Inspired by the music of enduring rock band Lynyrd Skynyrd (that’s pronounced ‘Lĕh-’nérd ‘Skin-’nérd for the unfamiliar), L’Oiseau Libre is a whirlwind odyssey for violin and piano that takes its name, and a good part of its thematic material, from the band’s most popular power ballad, Free Bird.
Beginning with a jagged line in the upper registers of the piano, the piece quickly introduces the violin in energetic fashion, bowing and plucking through a flurry of accented notes and triplets in constantly shifting meters. L’Oiseau Libre immediately pulsates with a sense of thumping momentum that carries through the entire composition, even as the rhythm, tempo, and dynamics fluctuate in a manner that seems to suspend time and space.

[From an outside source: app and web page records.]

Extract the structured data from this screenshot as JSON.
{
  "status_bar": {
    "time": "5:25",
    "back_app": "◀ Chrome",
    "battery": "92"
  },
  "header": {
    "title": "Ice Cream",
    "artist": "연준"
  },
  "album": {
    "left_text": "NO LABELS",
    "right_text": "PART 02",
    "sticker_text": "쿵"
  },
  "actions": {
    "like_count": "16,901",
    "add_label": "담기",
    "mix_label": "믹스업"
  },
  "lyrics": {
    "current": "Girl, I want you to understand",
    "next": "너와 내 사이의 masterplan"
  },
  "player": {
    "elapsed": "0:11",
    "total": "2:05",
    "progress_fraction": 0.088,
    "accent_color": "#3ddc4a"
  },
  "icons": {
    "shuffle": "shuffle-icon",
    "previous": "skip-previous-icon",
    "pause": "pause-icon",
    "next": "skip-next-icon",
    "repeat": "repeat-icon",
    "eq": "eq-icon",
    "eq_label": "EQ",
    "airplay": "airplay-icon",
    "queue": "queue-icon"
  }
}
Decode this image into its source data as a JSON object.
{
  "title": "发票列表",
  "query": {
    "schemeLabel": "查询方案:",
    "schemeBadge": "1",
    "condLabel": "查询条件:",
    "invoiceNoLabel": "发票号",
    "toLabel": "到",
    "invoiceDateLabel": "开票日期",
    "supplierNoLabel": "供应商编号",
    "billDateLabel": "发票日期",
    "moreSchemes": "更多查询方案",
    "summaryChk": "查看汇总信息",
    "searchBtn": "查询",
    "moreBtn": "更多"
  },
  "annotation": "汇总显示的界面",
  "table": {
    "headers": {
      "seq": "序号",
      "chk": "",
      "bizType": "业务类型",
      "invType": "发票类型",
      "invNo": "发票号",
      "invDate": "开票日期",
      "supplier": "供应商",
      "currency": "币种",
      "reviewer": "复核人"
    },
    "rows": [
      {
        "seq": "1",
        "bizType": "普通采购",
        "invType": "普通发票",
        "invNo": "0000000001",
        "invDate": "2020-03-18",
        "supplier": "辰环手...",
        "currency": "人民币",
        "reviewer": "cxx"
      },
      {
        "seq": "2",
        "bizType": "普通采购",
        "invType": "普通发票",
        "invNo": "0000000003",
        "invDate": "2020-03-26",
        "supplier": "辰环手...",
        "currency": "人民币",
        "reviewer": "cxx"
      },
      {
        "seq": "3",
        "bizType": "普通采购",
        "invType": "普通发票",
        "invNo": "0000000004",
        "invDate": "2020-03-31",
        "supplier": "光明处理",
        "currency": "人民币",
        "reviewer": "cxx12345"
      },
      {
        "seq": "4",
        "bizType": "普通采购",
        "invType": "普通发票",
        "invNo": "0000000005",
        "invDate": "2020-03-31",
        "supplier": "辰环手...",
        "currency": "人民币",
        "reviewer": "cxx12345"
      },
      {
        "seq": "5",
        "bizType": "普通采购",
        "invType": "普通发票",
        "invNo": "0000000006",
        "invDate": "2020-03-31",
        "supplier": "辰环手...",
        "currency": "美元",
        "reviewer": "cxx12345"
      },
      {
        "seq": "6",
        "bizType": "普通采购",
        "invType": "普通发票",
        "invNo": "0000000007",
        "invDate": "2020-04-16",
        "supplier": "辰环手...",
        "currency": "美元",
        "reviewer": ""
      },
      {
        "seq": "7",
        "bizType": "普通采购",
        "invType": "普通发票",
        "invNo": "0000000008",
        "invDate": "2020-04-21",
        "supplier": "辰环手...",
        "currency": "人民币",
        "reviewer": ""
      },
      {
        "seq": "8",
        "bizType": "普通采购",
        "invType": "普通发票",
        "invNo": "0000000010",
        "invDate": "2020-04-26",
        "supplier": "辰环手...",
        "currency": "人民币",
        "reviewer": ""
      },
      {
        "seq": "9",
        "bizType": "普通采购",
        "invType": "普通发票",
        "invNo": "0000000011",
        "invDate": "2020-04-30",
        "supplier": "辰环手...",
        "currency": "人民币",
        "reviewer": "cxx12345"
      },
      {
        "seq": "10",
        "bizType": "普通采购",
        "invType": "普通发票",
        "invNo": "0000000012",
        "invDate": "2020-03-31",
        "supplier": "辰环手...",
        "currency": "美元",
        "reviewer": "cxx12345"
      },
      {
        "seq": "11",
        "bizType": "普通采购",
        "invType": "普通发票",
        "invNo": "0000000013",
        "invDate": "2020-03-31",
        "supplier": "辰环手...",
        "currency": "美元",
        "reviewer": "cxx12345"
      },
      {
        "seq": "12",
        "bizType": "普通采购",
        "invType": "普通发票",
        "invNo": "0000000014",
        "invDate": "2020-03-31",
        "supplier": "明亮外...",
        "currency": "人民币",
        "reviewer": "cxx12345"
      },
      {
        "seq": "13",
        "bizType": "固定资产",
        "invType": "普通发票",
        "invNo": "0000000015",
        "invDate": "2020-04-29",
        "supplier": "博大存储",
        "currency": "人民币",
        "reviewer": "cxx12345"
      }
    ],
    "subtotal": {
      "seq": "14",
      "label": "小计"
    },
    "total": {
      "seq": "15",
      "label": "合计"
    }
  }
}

It is the perpetually changing nature of L’Oiseau Libre that makes for such engaging listening. Rosen explores the many possibilities of the instruments, particularly the violin. He writes both fragmented and lyrical passages, alternating between plucked patterns and legato motions on the turn of a dime. One can sometimes imagine a guitar and drum set in the background, though the unconventional harmonies of the piece remind us we’re still in the concert hall.
Rosen hints tantalizingly at the Free Bird material early in the piece, quoting a bar here and there but not playing his hand too soon. An obvious highlight of the work occurs between measures 70-78, when the refrain from Free Bird is heard for the first time in its recognizable entirety, accompanied by the piano playing a parody of rock power chords. It’s a satisfying moment that proves a little thematic development can go a long way.
It’s interesting that an entry adapted from pre-existing music displays more personality than many of the completely original compositions submitted in this competition. You can feel the love in Rosen’s deft handling of the Lynyrd Skynyrd material, and imagine the fun that must have come from reimagining a collection of classic rock tunes.
The fruit of Rosen’s labors is a truly exciting piece that transcends the boundaries of rock music while staying respectfully close to standard tonality. This isn’t your grandparents’ rock and roll or their classical, either–L’Oiseau Libre is modern and memorable concert hall fun, and that’s not the kind of praise you can award much these days.
~ Noah Balamucki, Composer and Student